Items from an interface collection
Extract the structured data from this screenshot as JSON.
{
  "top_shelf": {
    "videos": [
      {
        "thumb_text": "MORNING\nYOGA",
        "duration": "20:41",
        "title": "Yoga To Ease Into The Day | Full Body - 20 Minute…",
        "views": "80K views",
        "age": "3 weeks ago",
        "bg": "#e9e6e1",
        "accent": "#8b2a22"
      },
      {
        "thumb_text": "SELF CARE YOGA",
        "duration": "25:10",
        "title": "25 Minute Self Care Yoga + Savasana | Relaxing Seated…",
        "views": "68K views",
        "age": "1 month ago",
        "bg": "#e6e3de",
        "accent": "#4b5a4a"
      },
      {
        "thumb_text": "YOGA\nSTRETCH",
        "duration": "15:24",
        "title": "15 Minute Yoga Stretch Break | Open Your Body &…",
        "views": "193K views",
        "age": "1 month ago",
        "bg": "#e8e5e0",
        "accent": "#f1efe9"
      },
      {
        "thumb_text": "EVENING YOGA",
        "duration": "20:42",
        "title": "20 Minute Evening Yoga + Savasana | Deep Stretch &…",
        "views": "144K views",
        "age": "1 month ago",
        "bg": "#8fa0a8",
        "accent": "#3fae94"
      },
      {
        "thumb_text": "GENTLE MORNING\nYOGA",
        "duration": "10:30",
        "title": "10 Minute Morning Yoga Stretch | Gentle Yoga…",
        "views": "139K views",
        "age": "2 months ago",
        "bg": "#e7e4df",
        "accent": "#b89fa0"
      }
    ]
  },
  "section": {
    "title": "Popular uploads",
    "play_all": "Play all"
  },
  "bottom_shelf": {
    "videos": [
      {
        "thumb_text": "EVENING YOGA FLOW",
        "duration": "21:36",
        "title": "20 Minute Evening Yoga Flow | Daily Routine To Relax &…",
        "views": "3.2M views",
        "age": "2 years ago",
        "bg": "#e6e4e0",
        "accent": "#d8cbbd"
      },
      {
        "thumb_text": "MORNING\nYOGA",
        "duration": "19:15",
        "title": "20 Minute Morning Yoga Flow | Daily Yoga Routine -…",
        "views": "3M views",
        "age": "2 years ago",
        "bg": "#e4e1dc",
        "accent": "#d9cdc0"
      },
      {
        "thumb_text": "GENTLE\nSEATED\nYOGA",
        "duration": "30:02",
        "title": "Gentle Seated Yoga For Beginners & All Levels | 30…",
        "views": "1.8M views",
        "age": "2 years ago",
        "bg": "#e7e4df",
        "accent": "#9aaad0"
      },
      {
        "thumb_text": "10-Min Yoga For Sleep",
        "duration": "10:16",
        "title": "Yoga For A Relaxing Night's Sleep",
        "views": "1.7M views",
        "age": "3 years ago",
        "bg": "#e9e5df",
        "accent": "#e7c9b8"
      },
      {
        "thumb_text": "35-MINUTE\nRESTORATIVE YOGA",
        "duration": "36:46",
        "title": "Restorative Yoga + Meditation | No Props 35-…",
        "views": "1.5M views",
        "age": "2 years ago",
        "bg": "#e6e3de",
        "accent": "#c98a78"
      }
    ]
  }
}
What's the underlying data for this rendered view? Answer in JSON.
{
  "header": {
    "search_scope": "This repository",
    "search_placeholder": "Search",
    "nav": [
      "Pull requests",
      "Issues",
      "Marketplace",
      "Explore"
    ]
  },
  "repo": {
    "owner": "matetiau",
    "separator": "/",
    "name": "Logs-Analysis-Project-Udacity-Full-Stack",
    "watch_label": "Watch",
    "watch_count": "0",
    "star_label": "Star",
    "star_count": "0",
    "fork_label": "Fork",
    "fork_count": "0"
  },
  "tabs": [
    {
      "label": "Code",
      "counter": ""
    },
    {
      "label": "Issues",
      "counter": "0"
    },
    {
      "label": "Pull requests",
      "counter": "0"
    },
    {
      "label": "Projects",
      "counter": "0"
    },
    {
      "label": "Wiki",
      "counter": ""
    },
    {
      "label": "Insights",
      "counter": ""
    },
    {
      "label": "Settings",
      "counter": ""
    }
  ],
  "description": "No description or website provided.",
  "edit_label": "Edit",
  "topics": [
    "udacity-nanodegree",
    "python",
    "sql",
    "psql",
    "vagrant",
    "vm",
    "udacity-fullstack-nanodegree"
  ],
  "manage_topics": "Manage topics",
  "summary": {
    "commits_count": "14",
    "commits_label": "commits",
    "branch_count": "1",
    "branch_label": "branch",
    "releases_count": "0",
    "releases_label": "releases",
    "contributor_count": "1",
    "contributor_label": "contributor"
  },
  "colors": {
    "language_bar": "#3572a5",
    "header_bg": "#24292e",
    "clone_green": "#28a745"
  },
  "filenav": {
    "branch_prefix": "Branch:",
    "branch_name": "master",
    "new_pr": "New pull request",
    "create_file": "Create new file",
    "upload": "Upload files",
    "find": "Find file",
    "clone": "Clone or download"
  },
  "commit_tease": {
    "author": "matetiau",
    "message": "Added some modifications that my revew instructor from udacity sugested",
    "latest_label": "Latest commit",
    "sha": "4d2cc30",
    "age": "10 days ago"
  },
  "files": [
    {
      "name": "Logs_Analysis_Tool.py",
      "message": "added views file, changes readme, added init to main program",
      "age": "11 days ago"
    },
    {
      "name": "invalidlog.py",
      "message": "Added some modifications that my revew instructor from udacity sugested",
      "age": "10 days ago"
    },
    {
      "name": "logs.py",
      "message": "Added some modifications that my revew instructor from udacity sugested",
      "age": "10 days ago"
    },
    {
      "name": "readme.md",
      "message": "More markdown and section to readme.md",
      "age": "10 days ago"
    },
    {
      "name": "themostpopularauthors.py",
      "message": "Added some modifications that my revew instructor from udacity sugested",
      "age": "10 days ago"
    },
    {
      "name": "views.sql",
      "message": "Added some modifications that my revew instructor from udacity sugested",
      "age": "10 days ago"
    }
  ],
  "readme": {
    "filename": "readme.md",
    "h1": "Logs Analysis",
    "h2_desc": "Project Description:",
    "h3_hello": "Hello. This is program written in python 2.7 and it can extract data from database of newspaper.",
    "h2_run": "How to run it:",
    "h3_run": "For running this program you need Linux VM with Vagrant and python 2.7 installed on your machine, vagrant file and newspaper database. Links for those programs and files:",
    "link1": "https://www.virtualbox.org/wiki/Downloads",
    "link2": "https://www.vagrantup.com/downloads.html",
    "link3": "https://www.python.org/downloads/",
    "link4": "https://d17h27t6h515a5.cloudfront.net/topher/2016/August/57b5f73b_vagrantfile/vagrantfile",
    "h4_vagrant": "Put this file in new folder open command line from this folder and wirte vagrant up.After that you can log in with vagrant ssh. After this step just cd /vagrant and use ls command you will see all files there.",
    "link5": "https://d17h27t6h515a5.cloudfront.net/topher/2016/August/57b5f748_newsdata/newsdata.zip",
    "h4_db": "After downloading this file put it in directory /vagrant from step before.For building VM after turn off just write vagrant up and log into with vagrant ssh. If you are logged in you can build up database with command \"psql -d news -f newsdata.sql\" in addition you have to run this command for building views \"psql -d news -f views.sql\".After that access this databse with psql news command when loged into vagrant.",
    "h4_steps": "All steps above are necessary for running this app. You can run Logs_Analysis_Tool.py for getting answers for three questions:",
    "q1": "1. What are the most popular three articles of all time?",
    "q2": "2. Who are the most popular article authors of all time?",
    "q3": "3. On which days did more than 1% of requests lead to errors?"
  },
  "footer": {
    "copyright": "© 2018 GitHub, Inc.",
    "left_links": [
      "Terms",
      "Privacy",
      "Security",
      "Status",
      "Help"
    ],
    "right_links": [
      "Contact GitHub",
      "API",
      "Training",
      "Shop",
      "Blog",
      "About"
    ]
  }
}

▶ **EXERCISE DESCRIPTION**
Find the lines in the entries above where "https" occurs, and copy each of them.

▶ **PROBLEM SOLUTION**
    "link1": "https://www.virtualbox.org/wiki/Downloads",
    "link2": "https://www.vagrantup.com/downloads.html",
    "link3": "https://www.python.org/downloads/",
    "link4": "https://d17h27t6h515a5.cloudfront.net/topher/2016/August/57b5f73b_vagrantfile/vagrantfile",
    "link5": "https://d17h27t6h515a5.cloudfront.net/topher/2016/August/57b5f748_newsdata/newsdata.zip",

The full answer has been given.